The bell pepper comes to the top of the list of foods that contain the highest levels of Vitamins. Red bell peppers contain more vitamin C than an orange. Vitamin C is a powerful anti-oxidant that is also helpful in aiding the immune system, healing cuts and scrapes, keeping body muscles strong as well as decreasing the risk of high blood pressure.  Peppers also contain high amounts of Vitamin A.  Vitamin A helps to maintain healthy skin, eyes, and can also prevent us from becoming sick. Keeping your child’s immune system strong will help them stay healthy throughout the colder school months.

Purchasing and Storing Peppers:
When selecting your own peppers, there are certain qualities to look for. Bell peppers, for example, should be firm and brightly colored, with a tight skin. It is important for them to be heavy for their size, as this ensures that they are crisp and contain the maximum amount of nutrients. Try to stay away from those that are dull and shriveled. When storing, peppers should be refrigerated in a plastic bag and used within 5 days.

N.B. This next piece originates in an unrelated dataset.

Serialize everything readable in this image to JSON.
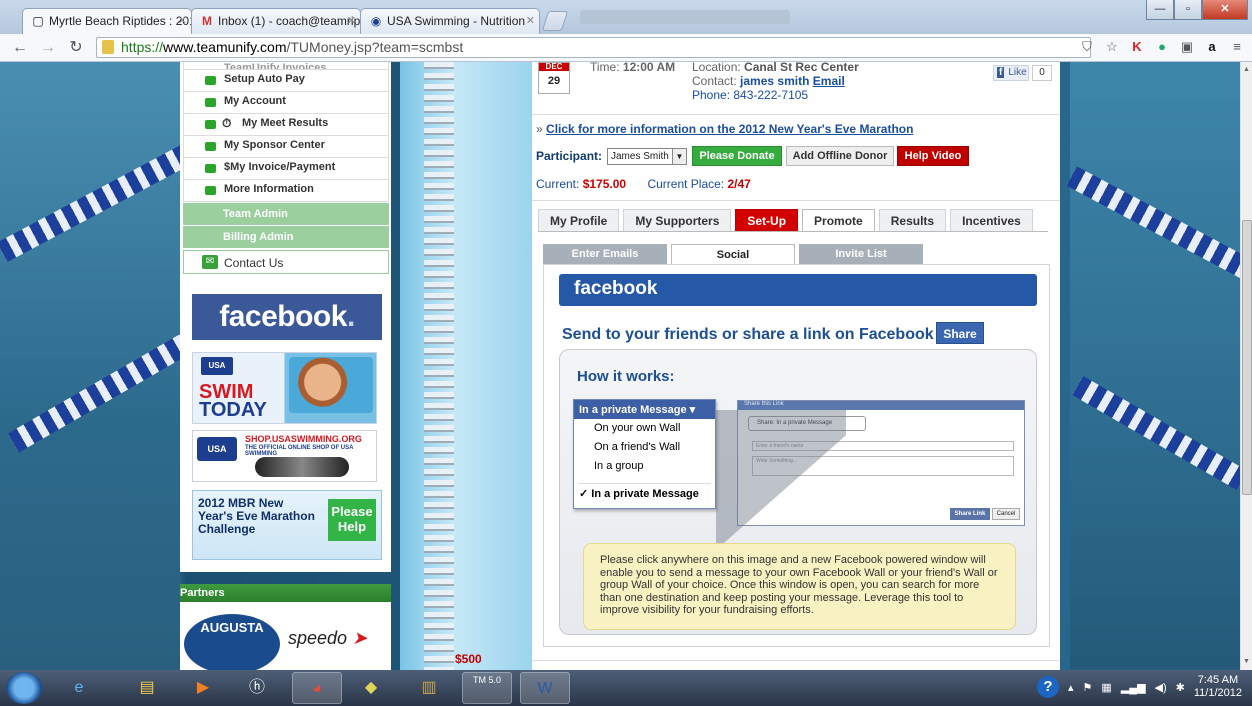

How to Enjoy Peppers:
There are many ways to enjoy the great taste of peppers and adding more color to your plate.  Bell peppers, for example, can be stuffed and baked with your choice of filling; your own mixture of beans, brown rice, and vegetables are perfect for this. They can also be sliced or diced into an omelet, salad, or as a topping for pizza. We like to include peppers on wraps and in sandwiches to add texture and flavor.  Eating peppers in its raw state is best since high heat destroys some of its natural nutrients. Slicing raw bell peppers into sticks and eating them on their own or with a healthy hummus dip is a great way to enjoy them as a snack.  No matter which way you choose to eat this delicious vegetable, it is sure to be a nutritious addition to your meal. Follow us this month as we feature peppers in recipes.

Contributor: Katherine Ancona, R.D.

Disclaimer:
The opinions expressed in this blog are strictly those of the author and should not be construed as the opinions of Whitsons Culinary Group or any of its affiliates.  All content and material contained in this blog
is provided for informational purposes only, and no representation is made as to the accuracy or completeness of this information.  It is general information that may not apply to you as an individual.  It is not medical advice and should not be treated as such.  You should not rely on the information in this blog as a substitute for your own doctor’s medical care or advice. If you have any specific questions about any medical matter you should consult your doctor or other professional healthcare provider.